[QODLink]
Central & South Asia

Court approves contested India nuclear plant

Supreme Court gives greenlight for Russian-built Kudankulam plant in state of Tamil Nadu despite widespread protests.

Last Modified: 06 May 2013 07:33
Email Article
Print Article
Share article
Send Feedback
Several petitions had been filed before the supreme court by anti-nuclear activists [EPA]

India's Supreme Court has paved the way for the commissioning of a nuclear power plant in the southern state of Tamil Nadu that has been the target of widespread protests.

Monday's verdict would make the Russian-built Kudankulam plant, designed to help meet a surging demand for electricity, the country's largest nuclear power project.

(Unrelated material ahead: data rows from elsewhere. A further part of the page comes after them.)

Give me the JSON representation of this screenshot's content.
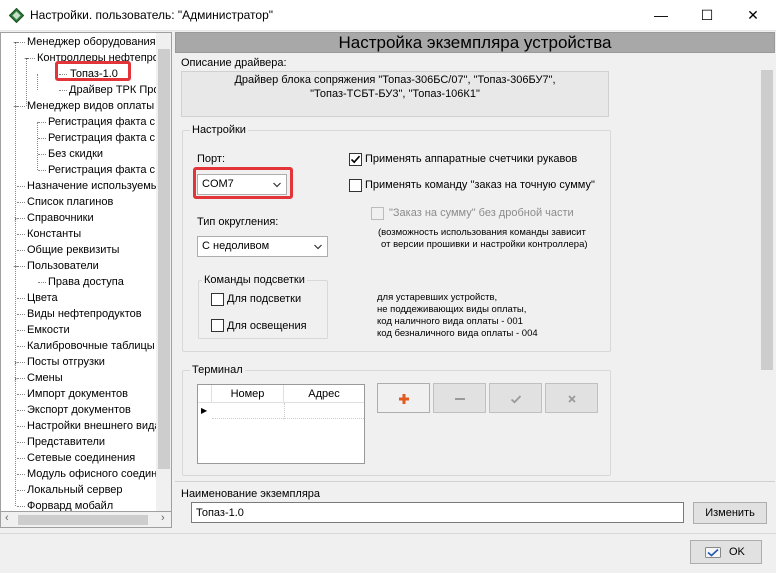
{
  "window": {
    "title": "Настройки. пользователь: \"Администратор\"",
    "min_glyph": "—",
    "max_glyph": "☐",
    "close_glyph": "✕"
  },
  "tree": {
    "items": [
      {
        "label": "Менеджер оборудования",
        "toggle": "−"
      },
      {
        "label": "Контроллеры нефтепродуктов",
        "toggle": "−"
      },
      {
        "label": "Топаз-1.0"
      },
      {
        "label": "Драйвер ТРК Про"
      },
      {
        "label": "Менеджер видов оплаты",
        "toggle": "−"
      },
      {
        "label": "Регистрация факта с"
      },
      {
        "label": "Регистрация факта с"
      },
      {
        "label": "Без скидки"
      },
      {
        "label": "Регистрация факта с"
      },
      {
        "label": "Назначение используемых"
      },
      {
        "label": "Список плагинов"
      },
      {
        "label": "Справочники",
        "toggle": "›"
      },
      {
        "label": "Константы"
      },
      {
        "label": "Общие реквизиты"
      },
      {
        "label": "Пользователи",
        "toggle": "−"
      },
      {
        "label": "Права доступа"
      },
      {
        "label": "Цвета"
      },
      {
        "label": "Виды нефтепродуктов"
      },
      {
        "label": "Емкости"
      },
      {
        "label": "Калибровочные таблицы"
      },
      {
        "label": "Посты отгрузки",
        "toggle": "›"
      },
      {
        "label": "Смены",
        "toggle": "›"
      },
      {
        "label": "Импорт документов"
      },
      {
        "label": "Экспорт документов"
      },
      {
        "label": "Настройки внешнего вида"
      },
      {
        "label": "Представители"
      },
      {
        "label": "Сетевые соединения"
      },
      {
        "label": "Модуль офисного соединения"
      },
      {
        "label": "Локальный сервер"
      },
      {
        "label": "Форвард мобайл"
      }
    ],
    "scroll_left": "‹",
    "scroll_right": "›"
  },
  "header": {
    "title": "Настройка экземпляра устройства"
  },
  "driver": {
    "label": "Описание драйвера:",
    "line1": "Драйвер блока сопряжения \"Топаз-306БС/07\", \"Топаз-306БУ7\",",
    "line2": "\"Топаз-ТСБТ-БУ3\", \"Топаз-106К1\""
  },
  "settings": {
    "group_label": "Настройки",
    "port_label": "Порт:",
    "port_value": "COM7",
    "rounding_label": "Тип округления:",
    "rounding_value": "С недоливом",
    "backlight_group_label": "Команды подсветки",
    "backlight_label": "Для подсветки",
    "lighting_label": "Для освещения",
    "hw_counters_label": "Применять аппаратные счетчики рукавов",
    "exact_order_label": "Применять команду \"заказ на точную сумму\"",
    "no_fraction_label": "\"Заказ на сумму\" без дробной части",
    "note_line1": "(возможность использования команды зависит",
    "note_line2": "от версии прошивки и настройки контроллера)",
    "legacy_line1": "для устаревших устройств,",
    "legacy_line2": "не поддеживающих виды оплаты,",
    "legacy_line3": "код наличного вида оплаты - 001",
    "legacy_line4": "код безналичного вида оплаты - 004",
    "hw_counters_checked": true,
    "exact_order_checked": false,
    "no_fraction_checked": false,
    "backlight_checked": false,
    "lighting_checked": false
  },
  "terminal": {
    "group_label": "Терминал",
    "col_number": "Номер",
    "col_address": "Адрес",
    "row_marker": "▶"
  },
  "instance": {
    "label": "Наименование экземпляра",
    "value": "Топаз-1.0",
    "rename_button": "Изменить"
  },
  "footer": {
    "ok_label": "OK"
  },
  "colors": {
    "highlight": "#e3343a",
    "header_bg": "#a8a8a8",
    "plus": "#e05a1e"
  }
}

"The plant has been set up for people's welfare," said the ruling delivered by judges KS Panicker Radhakrishnan and Dipak Mishra.

"Necessary clearances have been taken by the government, and development of the nuclear power plant is important for India.

"We have to strike a balance between larger interest and economic necessities."

Plans for the Kudankulam plant were first drawn up in 1988 and it was supposed to have gone into operation in 2011.

Two of the reactors are now in place but they have come on line amid large-scale protests by locals about the threat of radiation.

The judges ordered the government to submit a final report on the safety aspect of the plant and waste disposal arrangements to deal with the hazardous material.

Several petitions had been filed before the top court by anti-nuclear activists challenging the project on safety grounds.

196

Source:
Agencies
Email Article
Print Article
Share article
Send Feedback
Topics in this article
People
Country
Organisation
Featured on Al Jazeera
As Western stars re-release 1980s charity hit, many Africans say it's a demeaning relic that can do more harm than good.
At least 25 tax collectors have been killed since 2012 in Mogadishu, a city awash in weapons and abject poverty.
Tokyo government claims its homeless population has hit a record low, but analysts - and the homeless - beg to differ.
3D printers can cheaply construct homes and could soon be deployed to help victims of catastrophe rebuild their lives.
Featured
Pro-Russia leaders' election in Ukraine's east shows bloody conflict is far from a peaceful resolution.
Critics challenge Canberra's move to refuse visas for West Africans in Ebola-besieged countries.
A key issue for Hispanics is the estimated 11.3 million immigrants in the US without papers who face deportation.
In 1970, only two mosques existed in the country, but now more than 200 offer sanctuary to Japan's Muslims.
Hundreds of the country's reporters eke out a living by finding news - then burying it for a price.